Pele is widely regarded as the greatest soccer player of all time.
Edson Arantes do Nascimento was born October 23, 1940, in Tres Coracoes, a Brazilian town located about 225 miles south of Rio de Janiero. The older of two children, he was named after American inventor Thomas Edison. He was called “Dico” by his family and was later nicknamed “Pele” when he mispronounced “Bile” [BEE-lay], his favorite player for the local soccer team. He grew up in poverty in Bauru, a town in Sao Paulo, where his father taught him to play soccer. At 14, Pele joined Bauru Athletic Club and led them to three straight Sao Paulo state youth championships. In 1956, his coach took Pele to Santos, a port city near Sao Paulo, to try out for the professional club Santos FC. After making the team and signing his first professional contract, he made his senior team debut at 15, scoring the first goal of his record-setting career in his first match. A year later he earned a starting position and led the league in scoring. Ten months after signing professionally, Pele was called up to the Brazil national team.
In 1958, Pele scored 58 goals—still a record—while leading Santos to the Campeonato Paulista title. In that year’s World Cup, he scored three goals [hat trick] against France in the semi-final and two goals in the final as Brazil beat Sweden 5-2. His first goal was voted as one of the best in the history of the World Cup. Following his second, Sweden player Sigvard Parling said, “When Pele scored, I have to be honest and say I felt like applauding.” The 17-year-old Pele set several World Cup firsts, including youngest to score a goal, youngest to score a hat trick, and youngest to play in a World Cup final match. In 1959, he was named “Best Player” in the South American Championship while leading Brazil to a second-place finish. By 1962, Pele was rated as the best player in the world.

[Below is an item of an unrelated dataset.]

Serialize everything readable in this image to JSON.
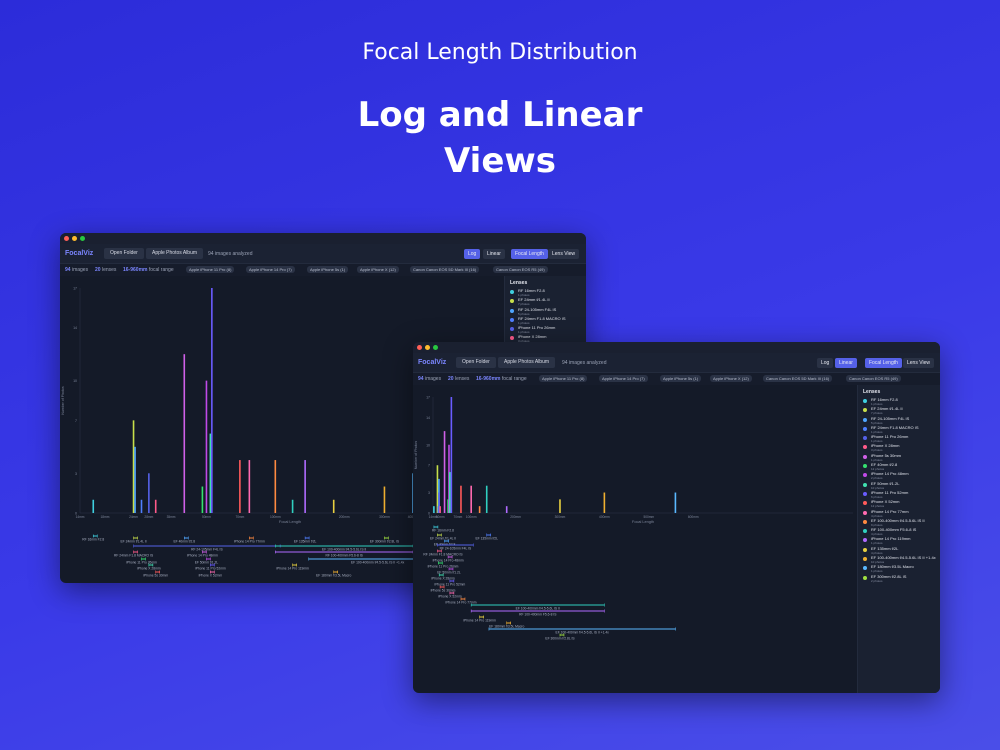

Despite Pele suffering an injury in that year’s World Cup, Brazil won the title. Afterward, wealthy teams such as Real Madrid and Manchester United tried to sign him, but the Brazilian government declared Pele an “official national treasure” to prevent him from being transferred out of the country.
Pele played for Santos for 19 years, touring internationally in order to take full advantage of his popularity. His favorite goal was scored during a Campeonato Paulista match against rival Juventus in August 1959. In March 1961, he scored the gol de placa [goal worthy of a plaque] against Fluminense at the Maracana Stadium in Rio. Pele received the ball on the edge of his own penalty area, eluded opposing players with feints while running the length of the field, and struck one past the goalkeeper. A plaque was later dedicated to “the most beautiful goal in the history of the Maracana.” In 1967, the two factions fighting in the Nigerian Civil War agreed to a 48-hour ceasefire so they could watch Pele play an exhibition game in Lagos.
He led Brazil to three World Cup titles; in 1958, 1962 and 1970. In 1970, he won the Golden Ball as player of the tournament while leading what is often considered the greatest football team in history to the Jules Rimet Trophy. Pele retired from the national team in 1971 after leading Brazil to a record of 67-14-11 during his career.
After the 1974 season, Pele retired from Brazilian club football. The following year, he joined the New York Cosmos of the North American Soccer League [NASL]. Though well past his prime, he raised the popularity of soccer in the United States. Pele led the Cosmos to the 1977 NASL championship in his third and final season with the club.
Pele is the most successful goal scorer of all time. He scored 541 league goals and 1,281 overall, including friendlies and tour games. Pele played with a style and grace that led to futbol being called “The Beautiful Game.” His penchant for electrifying play and penchant for spectacular goals made him an international star. A global soccer icon, he was named one of the “100 Most Influential People of the 20th Century” by Time magazine in 1999 and is a national hero in Brazil. “The Black Pearl” won three FIFA World Cups and was named, along with Johan Cryuff [Daily Dose, 6/27/16], to the World Cup Dream Team in 2002. The most recognizable athlete in the world was also, for a time, the highest paid. In 1999, he was voted “World Player of the Century” and “Athlete of the Century.” Christiano Renaldo [Daily Dose, 10/23/15] said, “Pele is the greatest player in football history, and there will only be one Pele.” Pele visited the White House in 1982, where America’s Commander in Chief said, “My name is Ronald Reagan, I’m President of the United States of America. But you don’t need to introduce yourself, because everyone knows who Pele is.”
On this date in 1977, Pele played in his final match in a game between the New York Cosmos and Santos FC. “O Rei” [The King] played the first half with New York and the second with Santos.
The Daily Dose would like to know who you consider to be the greatest footballer of all time?